Take electronics apart, build them better and faster than before. Work with machines to do real work (not just theory). Study in small classes and labs with mentors who know you—and your goals. The School of Technology at Michigan Technology University is for crazy smart students looking to create the future.
Technologists fill a critical need in business and industry for supervisors and managers who possess a combination of technical and managerial backgrounds. The ability of Technology graduates to contribute on the job from day one increases their value while providing them professionally rewarding opportunities with significant potential for advancement in the high-skill, high-wage, and high-demand "gold collar" careers.
Learn more about our five undergraduate programs below.
Computer network and system administration, or CNSA, is one of Michigan Tech’s fastest-growing degree programs. Our graduates are in high demand for their skills in building and managing computer networks.
As a CNSA major, you will learn to build and troubleshoot computer networks and manage massive databases effectively and securely.
A degree in construction management prepares you to take charge of building projects, from industrial buildings and roads to homes and hospitals.
It’s a demanding profession that sometimes requires long hours, but the rewards can be great. The average starting salary our recent graduates reported was over $60,000.
You love to tinker with electronic gadgets, or maybe you’re just fascinated by how things work, from robots to TVs to toasters. Electrical engineering technology could be your dream major.
EET majors master the fundamentals of electronics and electrical power. By the time you graduate, you will have the design, drafting, and technical skills to put engineering ideas into action.

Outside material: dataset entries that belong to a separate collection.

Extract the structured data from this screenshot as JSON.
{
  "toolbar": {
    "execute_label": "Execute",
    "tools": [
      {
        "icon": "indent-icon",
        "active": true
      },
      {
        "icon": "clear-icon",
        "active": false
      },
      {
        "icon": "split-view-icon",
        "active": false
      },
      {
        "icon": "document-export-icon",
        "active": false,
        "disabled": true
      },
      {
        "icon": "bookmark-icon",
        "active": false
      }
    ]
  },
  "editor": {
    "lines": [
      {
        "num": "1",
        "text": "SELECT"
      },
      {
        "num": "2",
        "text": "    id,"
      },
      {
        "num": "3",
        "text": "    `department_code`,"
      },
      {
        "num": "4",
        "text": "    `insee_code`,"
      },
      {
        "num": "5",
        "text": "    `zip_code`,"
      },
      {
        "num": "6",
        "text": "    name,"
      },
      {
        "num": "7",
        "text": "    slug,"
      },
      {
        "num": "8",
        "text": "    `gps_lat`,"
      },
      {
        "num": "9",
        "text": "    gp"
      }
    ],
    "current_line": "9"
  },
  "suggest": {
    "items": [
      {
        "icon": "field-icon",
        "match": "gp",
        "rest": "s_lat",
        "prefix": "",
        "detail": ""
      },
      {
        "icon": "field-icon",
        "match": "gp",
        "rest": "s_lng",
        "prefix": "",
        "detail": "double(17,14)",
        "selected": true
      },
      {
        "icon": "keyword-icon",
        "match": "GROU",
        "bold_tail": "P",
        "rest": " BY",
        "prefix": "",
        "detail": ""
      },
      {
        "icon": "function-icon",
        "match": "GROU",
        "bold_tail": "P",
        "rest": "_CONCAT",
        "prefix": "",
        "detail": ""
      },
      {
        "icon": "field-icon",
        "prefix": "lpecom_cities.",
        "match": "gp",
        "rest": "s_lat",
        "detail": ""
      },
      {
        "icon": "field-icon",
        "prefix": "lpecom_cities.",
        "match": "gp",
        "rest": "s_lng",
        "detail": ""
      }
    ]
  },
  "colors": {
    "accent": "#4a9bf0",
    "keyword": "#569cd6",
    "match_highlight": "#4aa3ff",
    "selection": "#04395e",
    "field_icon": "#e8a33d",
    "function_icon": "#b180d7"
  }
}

Mechanical Engineering Technology is a great fit for students who want to take a hands-on approach to mechanical engineering.
Mechanical engineering technologists often bridge the theoretical world of the engineer and the practical approach of the skilled workforce. MET graduates are problem solvers, and they can adapt product designs, saving their companies time and money.
If you like math, computing, and the outdoors, you may have what it takes to be a surveying engineer.
Surveying engineers measure the physical features of the Earth with great precision. They verify and establish land boundaries and are key players in the design and layout of infrastructure, including roads, bridges, and cell phone towers.